The Matriarch Behind the ScenesOct 12, 2016 05:00AM ● By Leo Adam Biga
The bright flavors and colors of Hidalgo, Mexico, pop at family-owned and operated Maria Bonita Mexican Cuisine. Matriarch and head chef Miriam Lopez authentically re-creates the food she recalls from her native land.
Tropical floral motifs by Omaha artist Mike Giron decorate the 5132 L St. restaurant, as well as the family's two food trucks.
"The colors not only inspire us and make us remember where we come from but also transmit some of our culture and the way we envision life, which is colorful and positive," eldest daughter Itzel Lopez says. "Our culture is really within us."
She and her two sisters help mom continue a proud legacy of strong, accomplished Latinas.
Miriam and husband Miguel opened the eatery in 2011 at 20th Street and Missouri Avenue. Business boomed before Miguel fell ill.
"He was our backbone," Itzel says. "For us, family's always been more important than business, so we said, 'Let's take a break and get our dad where he needs to be.'"
Maria Bonita closed; however, the customers refused to leave. Itzel says, "Our customers really didn't let us go, but the only way we could continue what we'd started was to go on wheels. So, we acquired our first food truck right in 2011, and in 2014 we acquired our second food truck."

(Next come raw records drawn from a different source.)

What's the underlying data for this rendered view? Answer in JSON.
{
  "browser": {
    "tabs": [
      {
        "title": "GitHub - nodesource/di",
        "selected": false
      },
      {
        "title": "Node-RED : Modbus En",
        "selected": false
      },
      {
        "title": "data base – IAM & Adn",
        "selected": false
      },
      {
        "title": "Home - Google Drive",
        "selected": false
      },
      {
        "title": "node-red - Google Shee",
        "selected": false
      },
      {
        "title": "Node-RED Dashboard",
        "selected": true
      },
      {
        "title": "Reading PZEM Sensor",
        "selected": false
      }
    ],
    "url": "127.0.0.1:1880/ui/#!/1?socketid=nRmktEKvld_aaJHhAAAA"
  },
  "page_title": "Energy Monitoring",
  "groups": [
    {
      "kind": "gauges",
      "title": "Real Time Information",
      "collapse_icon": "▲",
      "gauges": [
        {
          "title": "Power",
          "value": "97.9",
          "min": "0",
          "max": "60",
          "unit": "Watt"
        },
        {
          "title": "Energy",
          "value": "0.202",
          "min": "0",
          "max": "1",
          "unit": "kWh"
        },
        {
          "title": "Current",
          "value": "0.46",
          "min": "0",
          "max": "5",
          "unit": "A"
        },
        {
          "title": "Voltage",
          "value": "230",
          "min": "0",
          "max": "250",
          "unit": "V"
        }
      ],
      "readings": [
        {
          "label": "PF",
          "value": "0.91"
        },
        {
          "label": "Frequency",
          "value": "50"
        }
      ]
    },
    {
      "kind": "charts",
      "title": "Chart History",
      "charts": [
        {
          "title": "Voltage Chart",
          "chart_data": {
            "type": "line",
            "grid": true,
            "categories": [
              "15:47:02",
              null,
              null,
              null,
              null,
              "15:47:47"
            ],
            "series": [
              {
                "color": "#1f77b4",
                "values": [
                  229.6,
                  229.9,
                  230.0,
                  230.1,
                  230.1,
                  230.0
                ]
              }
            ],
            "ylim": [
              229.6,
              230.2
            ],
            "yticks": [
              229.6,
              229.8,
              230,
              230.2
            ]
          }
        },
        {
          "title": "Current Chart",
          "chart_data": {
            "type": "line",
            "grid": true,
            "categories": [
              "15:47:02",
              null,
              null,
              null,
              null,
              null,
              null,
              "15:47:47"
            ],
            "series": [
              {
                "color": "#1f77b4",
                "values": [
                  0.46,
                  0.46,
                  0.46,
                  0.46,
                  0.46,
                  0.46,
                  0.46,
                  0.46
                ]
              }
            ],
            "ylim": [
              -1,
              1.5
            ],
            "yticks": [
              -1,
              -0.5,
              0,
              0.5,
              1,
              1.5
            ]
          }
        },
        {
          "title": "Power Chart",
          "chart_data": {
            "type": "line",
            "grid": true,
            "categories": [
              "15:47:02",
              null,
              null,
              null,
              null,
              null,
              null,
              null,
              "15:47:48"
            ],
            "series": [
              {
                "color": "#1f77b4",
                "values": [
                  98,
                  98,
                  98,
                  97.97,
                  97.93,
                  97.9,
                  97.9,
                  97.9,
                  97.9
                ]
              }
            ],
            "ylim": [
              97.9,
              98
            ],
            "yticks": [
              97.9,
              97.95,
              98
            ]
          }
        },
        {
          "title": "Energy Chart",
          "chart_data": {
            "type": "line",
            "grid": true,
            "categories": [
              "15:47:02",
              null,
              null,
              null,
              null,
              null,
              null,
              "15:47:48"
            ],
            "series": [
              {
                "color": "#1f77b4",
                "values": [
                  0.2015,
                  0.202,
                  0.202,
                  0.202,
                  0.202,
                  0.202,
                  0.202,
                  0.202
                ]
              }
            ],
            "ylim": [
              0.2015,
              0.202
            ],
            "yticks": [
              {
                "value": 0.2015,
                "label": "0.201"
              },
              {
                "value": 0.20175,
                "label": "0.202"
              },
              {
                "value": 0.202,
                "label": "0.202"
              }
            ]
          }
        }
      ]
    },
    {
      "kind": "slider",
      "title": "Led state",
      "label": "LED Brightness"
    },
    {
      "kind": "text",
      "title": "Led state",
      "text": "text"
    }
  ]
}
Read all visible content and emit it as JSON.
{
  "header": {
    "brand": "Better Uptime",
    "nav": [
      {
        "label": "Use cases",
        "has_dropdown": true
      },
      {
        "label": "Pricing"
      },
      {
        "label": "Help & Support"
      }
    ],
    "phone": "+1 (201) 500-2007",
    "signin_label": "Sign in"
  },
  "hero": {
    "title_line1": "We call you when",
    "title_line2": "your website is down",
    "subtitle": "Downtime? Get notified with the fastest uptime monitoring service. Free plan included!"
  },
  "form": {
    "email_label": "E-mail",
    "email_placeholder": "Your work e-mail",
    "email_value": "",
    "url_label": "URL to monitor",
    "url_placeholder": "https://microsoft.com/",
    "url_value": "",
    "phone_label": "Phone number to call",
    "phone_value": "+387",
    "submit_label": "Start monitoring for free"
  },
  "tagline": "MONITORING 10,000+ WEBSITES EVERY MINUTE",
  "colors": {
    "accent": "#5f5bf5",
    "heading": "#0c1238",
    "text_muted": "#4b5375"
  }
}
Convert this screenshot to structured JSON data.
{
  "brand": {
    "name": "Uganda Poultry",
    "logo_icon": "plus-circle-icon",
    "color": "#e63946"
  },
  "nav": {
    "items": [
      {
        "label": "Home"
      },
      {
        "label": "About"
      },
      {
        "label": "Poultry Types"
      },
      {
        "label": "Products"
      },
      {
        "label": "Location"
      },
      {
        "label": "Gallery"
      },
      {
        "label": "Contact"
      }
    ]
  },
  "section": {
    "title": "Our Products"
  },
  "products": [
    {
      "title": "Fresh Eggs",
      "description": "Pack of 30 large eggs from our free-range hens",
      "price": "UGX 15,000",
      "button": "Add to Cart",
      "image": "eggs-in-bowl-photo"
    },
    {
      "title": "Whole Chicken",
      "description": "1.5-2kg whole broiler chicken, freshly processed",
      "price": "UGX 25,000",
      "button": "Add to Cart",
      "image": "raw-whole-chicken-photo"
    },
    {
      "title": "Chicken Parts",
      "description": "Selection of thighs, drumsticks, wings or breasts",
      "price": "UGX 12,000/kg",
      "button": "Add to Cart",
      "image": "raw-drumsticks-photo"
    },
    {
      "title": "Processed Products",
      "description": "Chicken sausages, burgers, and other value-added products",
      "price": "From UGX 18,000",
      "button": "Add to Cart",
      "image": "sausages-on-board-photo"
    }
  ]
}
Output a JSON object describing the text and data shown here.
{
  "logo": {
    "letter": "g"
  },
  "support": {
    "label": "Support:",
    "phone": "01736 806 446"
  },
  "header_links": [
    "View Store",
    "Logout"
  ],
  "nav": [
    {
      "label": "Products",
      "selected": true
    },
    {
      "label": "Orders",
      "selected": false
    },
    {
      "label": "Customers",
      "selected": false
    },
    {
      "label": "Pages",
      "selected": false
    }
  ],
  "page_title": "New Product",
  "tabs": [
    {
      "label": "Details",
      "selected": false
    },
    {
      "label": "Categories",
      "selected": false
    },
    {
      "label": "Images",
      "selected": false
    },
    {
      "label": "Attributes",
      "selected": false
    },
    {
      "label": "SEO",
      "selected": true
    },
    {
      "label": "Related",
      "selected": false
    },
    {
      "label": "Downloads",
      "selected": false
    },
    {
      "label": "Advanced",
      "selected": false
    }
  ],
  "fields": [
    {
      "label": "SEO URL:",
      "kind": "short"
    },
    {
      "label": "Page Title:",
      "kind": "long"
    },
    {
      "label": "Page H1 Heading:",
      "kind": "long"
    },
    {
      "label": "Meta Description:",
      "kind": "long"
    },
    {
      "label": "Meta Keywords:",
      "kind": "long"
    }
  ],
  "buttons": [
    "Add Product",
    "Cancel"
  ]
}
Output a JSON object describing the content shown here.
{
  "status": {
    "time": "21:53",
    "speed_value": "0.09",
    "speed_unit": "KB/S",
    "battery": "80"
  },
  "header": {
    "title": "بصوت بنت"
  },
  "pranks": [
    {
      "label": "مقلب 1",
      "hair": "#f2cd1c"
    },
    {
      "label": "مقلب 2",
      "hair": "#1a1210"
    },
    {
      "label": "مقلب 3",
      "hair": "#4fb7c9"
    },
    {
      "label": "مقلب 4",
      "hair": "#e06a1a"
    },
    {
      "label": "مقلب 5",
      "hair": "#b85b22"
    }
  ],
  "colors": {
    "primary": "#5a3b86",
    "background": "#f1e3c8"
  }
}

A new brick and mortar was sought to serve sit-down diners and to prep-host catering gigs. Thus, the former Sizzler site became the new Maria Bonita in 2015.
"Same food, same concept, just bigger," says Itzel.
They opened it with help from the Nebraska Enterprise Fund. With Miguel recuperating in Mexico, Miriam wants it to be like coming to the Lopez casa for "a home-cooked family meal," adding, "The kitchen is the home of the home."
"These are dishes my mom will cook at home," Itzel says. "Everything my mom does she makes with love. Mom wants to see tables full of families enjoying a good dinner. That's something we grew up with. Every Sunday after church we come and enjoy our own food here."
Miriam says she doesn't use "complicated recipes, processes, and ingredients," adding, "This is very different—this is simple food the way I remember when I was a kid. My memories are all about food—about my mom all the time cooking for everybody."
She inherited her mom's cooking talent, and her folks paid for culinary training. She worked as a line cook in Mexico and America. "All the time I was learning—I learned a lot." Even though the hours are long, she finds joy. "All the time people ask me, why you work so hard? But I don't feel like I'm working. It's special—that's the difference. They think it's for the money, but it's not for the money. It's passion. I love this. It's my dream."
Miriam's college-educated daughters have jobs and lives of their own, and she wants them to be successful.
"It's my faith for them. Happiness is everything."
"We move by faith in our family," says Itzel. "We're just hard working women. All we have to do is just follow that."
Itzel says she admires her mother's "consistency and perseverance" and how "she molds the family to the same mission."
“We’re a good team, each with different roles and strengths, all of us guided by Mom and her passion for food."
Mother and daughter are "proud" their family of "Mexican transplants and language learners" has come so far here.
A rotating traditional Mexican buffet is served daily from 11 a.m. to 2 p.m.
Visit mariabonitaonline.com for more information. Sixty-Plus in Omaha